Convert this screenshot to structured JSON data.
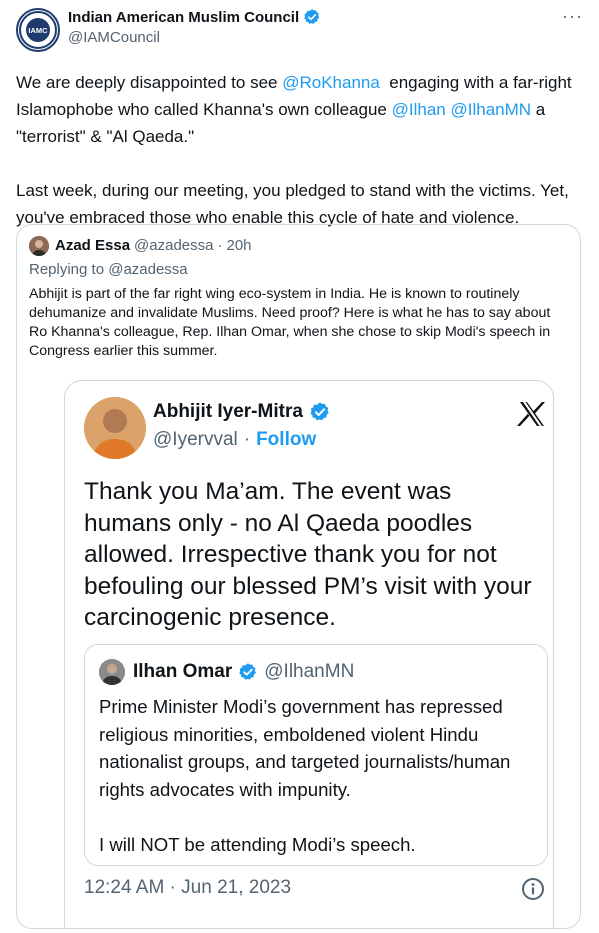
{
  "author": {
    "display_name": "Indian American Muslim Council",
    "handle": "@IAMCouncil",
    "avatar_text": "IAMC"
  },
  "more_label": "···",
  "tweet": {
    "parts": [
      "We are deeply disappointed to see ",
      "@RoKhanna",
      "  engaging with a far-right Islamophobe who called Khanna's own colleague ",
      "@Ilhan",
      " ",
      "@IlhanMN",
      " a \"terrorist\" & \"Al Qaeda.\"\n\nLast week, during our meeting, you pledged to stand with the victims. Yet, you've embraced those who enable this cycle of hate and violence."
    ]
  },
  "quote": {
    "display_name": "Azad Essa",
    "handle": "@azadessa",
    "separator": "·",
    "time": "20h",
    "replying_to": "Replying to @azadessa",
    "text": "Abhijit is part of the far right wing eco-system in India. He is known to routinely dehumanize and invalidate Muslims. Need proof? Here is what he has to say about Ro Khanna's colleague, Rep. Ilhan Omar, when she chose to skip Modi's speech in Congress earlier this summer."
  },
  "screenshot": {
    "display_name": "Abhijit Iyer-Mitra",
    "handle": "@Iyervval",
    "separator": "·",
    "follow_label": "Follow",
    "text": "Thank you Ma’am. The event was humans only - no Al Qaeda poodles allowed. Irrespective thank you for not befouling our blessed PM’s visit with your carcinogenic presence.",
    "timestamp": "12:24 AM · Jun 21, 2023",
    "inner_quote": {
      "display_name": "Ilhan Omar",
      "handle": "@IlhanMN",
      "text": "Prime Minister Modi’s government has repressed religious minorities, emboldened violent Hindu nationalist groups, and targeted journalists/human rights advocates with impunity.\n\nI will NOT be attending Modi’s speech."
    }
  },
  "colors": {
    "accent": "#1d9bf0",
    "verified": "#1d9bf0",
    "muted": "#536471",
    "border": "#cfd9de"
  }
}
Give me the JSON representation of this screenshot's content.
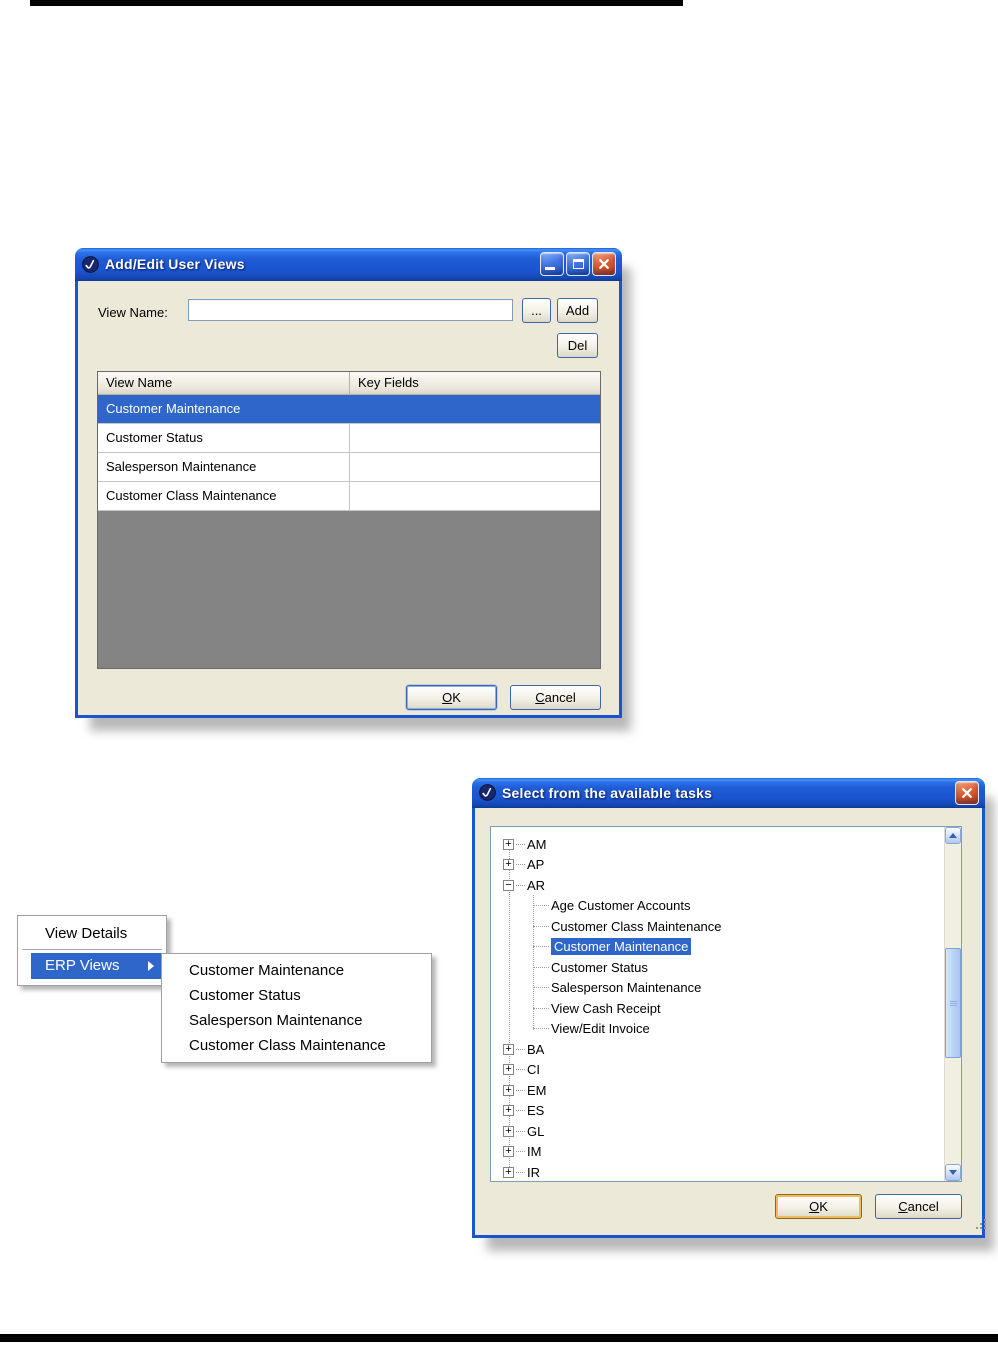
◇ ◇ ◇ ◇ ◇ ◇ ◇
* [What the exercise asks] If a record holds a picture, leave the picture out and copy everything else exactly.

* [Result of the task]
Convert this screenshot to structured JSON data.
{
  "author": {
    "display_name": "Indian American Muslim Council",
    "handle": "@IAMCouncil",
    "avatar_text": "IAMC"
  },
  "more_label": "···",
  "tweet": {
    "parts": [
      "We are deeply disappointed to see ",
      "@RoKhanna",
      "  engaging with a far-right Islamophobe who called Khanna's own colleague ",
      "@Ilhan",
      " ",
      "@IlhanMN",
      " a \"terrorist\" & \"Al Qaeda.\"\n\nLast week, during our meeting, you pledged to stand with the victims. Yet, you've embraced those who enable this cycle of hate and violence."
    ]
  },
  "quote": {
    "display_name": "Azad Essa",
    "handle": "@azadessa",
    "separator": "·",
    "time": "20h",
    "replying_to": "Replying to @azadessa",
    "text": "Abhijit is part of the far right wing eco-system in India. He is known to routinely dehumanize and invalidate Muslims. Need proof? Here is what he has to say about Ro Khanna's colleague, Rep. Ilhan Omar, when she chose to skip Modi's speech in Congress earlier this summer."
  },
  "screenshot": {
    "display_name": "Abhijit Iyer-Mitra",
    "handle": "@Iyervval",
    "separator": "·",
    "follow_label": "Follow",
    "text": "Thank you Ma’am. The event was humans only - no Al Qaeda poodles allowed. Irrespective thank you for not befouling our blessed PM’s visit with your carcinogenic presence.",
    "timestamp": "12:24 AM · Jun 21, 2023",
    "inner_quote": {
      "display_name": "Ilhan Omar",
      "handle": "@IlhanMN",
      "text": "Prime Minister Modi’s government has repressed religious minorities, emboldened violent Hindu nationalist groups, and targeted journalists/human rights advocates with impunity.\n\nI will NOT be attending Modi’s speech."
    }
  },
  "colors": {
    "accent": "#1d9bf0",
    "verified": "#1d9bf0",
    "muted": "#536471",
    "border": "#cfd9de"
  }
}
Give me the JSON representation of this screenshot's content.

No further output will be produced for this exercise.